Work to be completed
Below are the records; collect from them each line containing the string "placeholder".

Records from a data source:
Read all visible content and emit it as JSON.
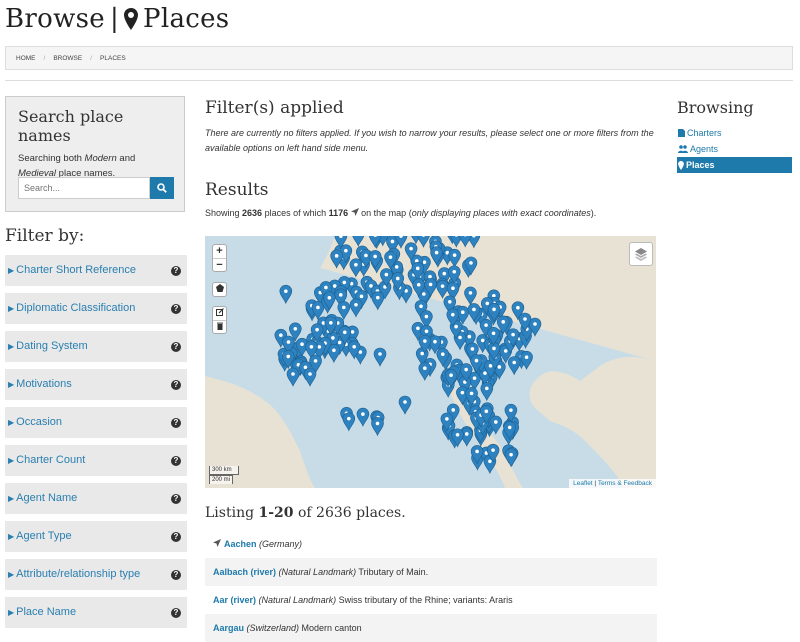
{
  "header": {
    "title_prefix": "Browse",
    "title_sep": "|",
    "title_main": "Places"
  },
  "breadcrumb": [
    "HOME",
    "BROWSE",
    "PLACES"
  ],
  "search": {
    "title": "Search place names",
    "desc_a": "Searching both ",
    "desc_modern": "Modern",
    "desc_b": " and ",
    "desc_medieval": "Medieval",
    "desc_c": " place names.",
    "placeholder": "Search..."
  },
  "filters": {
    "title": "Filter by:",
    "items": [
      "Charter Short Reference",
      "Diplomatic Classification",
      "Dating System",
      "Motivations",
      "Occasion",
      "Charter Count",
      "Agent Name",
      "Agent Type",
      "Attribute/relationship type",
      "Place Name"
    ]
  },
  "main": {
    "filters_title": "Filter(s) applied",
    "filters_note": "There are currently no filters applied. If you wish to narrow your results, please select one or more filters from the available options on left hand side menu.",
    "results_title": "Results",
    "showing_a": "Showing ",
    "showing_total": "2636",
    "showing_b": " places of which ",
    "showing_mapped": "1176",
    "showing_c": " on the map (",
    "showing_note": "only displaying places with exact coordinates",
    "showing_d": ")."
  },
  "map": {
    "zoom_in": "+",
    "zoom_out": "−",
    "scale_km": "300 km",
    "scale_mi": "200 mi",
    "attribution_leaflet": "Leaflet",
    "attribution_sep": " | ",
    "attribution_terms": "Terms & Feedback",
    "marker_color": "#2e82c0",
    "land_color": "#e8e2d4",
    "sea_color": "#c8dce7"
  },
  "listing": {
    "prefix": "Listing ",
    "range": "1-20",
    "mid": " of 2636 places."
  },
  "results": [
    {
      "name": "Aachen",
      "qualifier": "(Germany)",
      "desc": ""
    },
    {
      "name": "Aalbach (river)",
      "qualifier": "(Natural Landmark)",
      "desc": " Tributary of Main."
    },
    {
      "name": "Aar (river)",
      "qualifier": "(Natural Landmark)",
      "desc": " Swiss tributary of the Rhine; variants: Araris"
    },
    {
      "name": "Aargau",
      "qualifier": "(Switzerland)",
      "desc": " Modern canton"
    }
  ],
  "browsing": {
    "title": "Browsing",
    "items": [
      {
        "label": "Charters",
        "active": false
      },
      {
        "label": "Agents",
        "active": false
      },
      {
        "label": "Places",
        "active": true
      }
    ]
  }
}
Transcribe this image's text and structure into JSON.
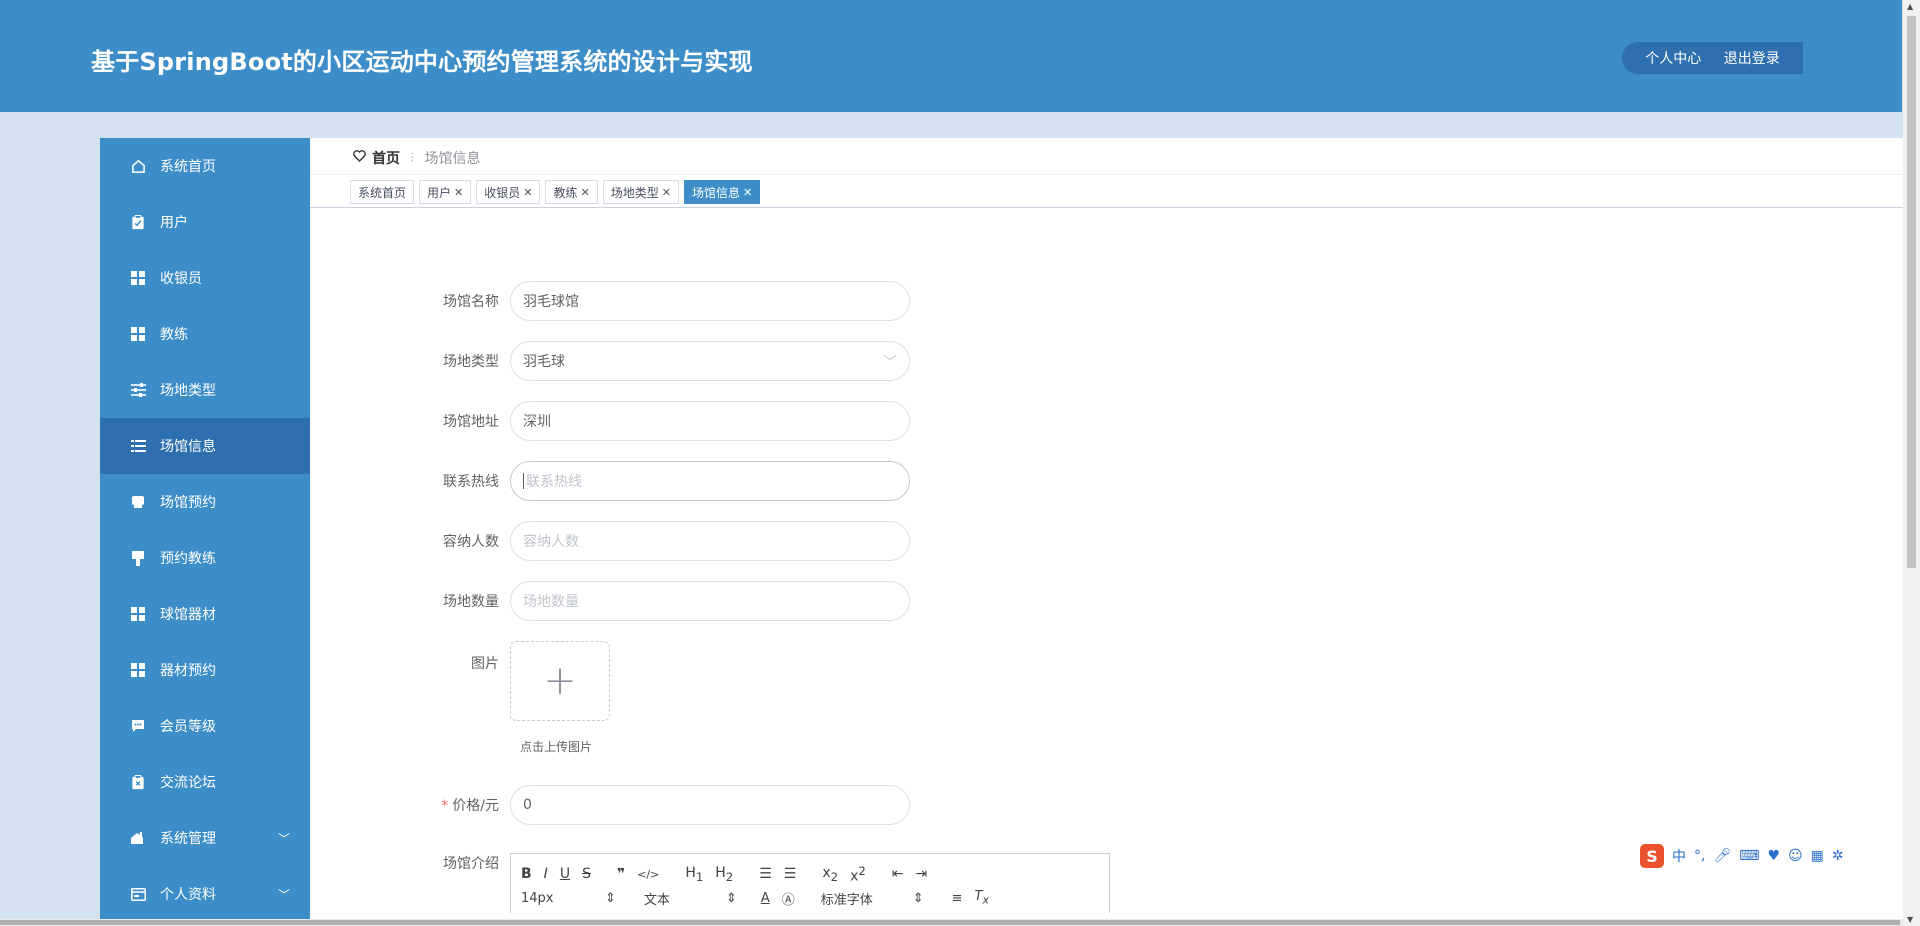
{
  "header": {
    "title": "基于SpringBoot的小区运动中心预约管理系统的设计与实现",
    "actions": [
      "个人中心",
      "退出登录"
    ]
  },
  "sidebar": {
    "items": [
      {
        "label": "系统首页",
        "icon": "home-icon"
      },
      {
        "label": "用户",
        "icon": "clipboard-icon"
      },
      {
        "label": "收银员",
        "icon": "grid-icon"
      },
      {
        "label": "教练",
        "icon": "grid-icon"
      },
      {
        "label": "场地类型",
        "icon": "sliders-icon"
      },
      {
        "label": "场馆信息",
        "icon": "list-icon",
        "active": true
      },
      {
        "label": "场馆预约",
        "icon": "printer-icon"
      },
      {
        "label": "预约教练",
        "icon": "brush-icon"
      },
      {
        "label": "球馆器材",
        "icon": "grid-icon"
      },
      {
        "label": "器材预约",
        "icon": "grid-icon"
      },
      {
        "label": "会员等级",
        "icon": "chat-icon"
      },
      {
        "label": "交流论坛",
        "icon": "clipboard-x-icon"
      },
      {
        "label": "系统管理",
        "icon": "house-settings-icon",
        "has_submenu": true
      },
      {
        "label": "个人资料",
        "icon": "card-icon",
        "has_submenu": true
      }
    ]
  },
  "breadcrumb": {
    "home": "首页",
    "current": "场馆信息"
  },
  "tags": [
    {
      "label": "系统首页",
      "closable": false
    },
    {
      "label": "用户",
      "closable": true
    },
    {
      "label": "收银员",
      "closable": true
    },
    {
      "label": "教练",
      "closable": true
    },
    {
      "label": "场地类型",
      "closable": true
    },
    {
      "label": "场馆信息",
      "closable": true,
      "active": true
    }
  ],
  "form": {
    "venue_name": {
      "label": "场馆名称",
      "value": "羽毛球馆"
    },
    "venue_type": {
      "label": "场地类型",
      "value": "羽毛球"
    },
    "venue_address": {
      "label": "场馆地址",
      "value": "深圳"
    },
    "hotline": {
      "label": "联系热线",
      "placeholder": "联系热线"
    },
    "capacity": {
      "label": "容纳人数",
      "placeholder": "容纳人数"
    },
    "court_count": {
      "label": "场地数量",
      "placeholder": "场地数量"
    },
    "image": {
      "label": "图片",
      "tip": "点击上传图片"
    },
    "price": {
      "label": "价格/元",
      "value": "0",
      "required_mark": "*"
    },
    "intro": {
      "label": "场馆介绍"
    }
  },
  "editor": {
    "font_size": "14px",
    "text_style": "文本",
    "font_family": "标准字体"
  },
  "ime": {
    "logo": "S",
    "mode": "中"
  },
  "colors": {
    "primary": "#3d8ec8",
    "active": "#2e6fb0",
    "background": "#d3e2ee"
  }
}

The answer
    "placeholder": "Search..."
      "placeholder": "联系热线"
      "placeholder": "容纳人数"
      "placeholder": "场地数量"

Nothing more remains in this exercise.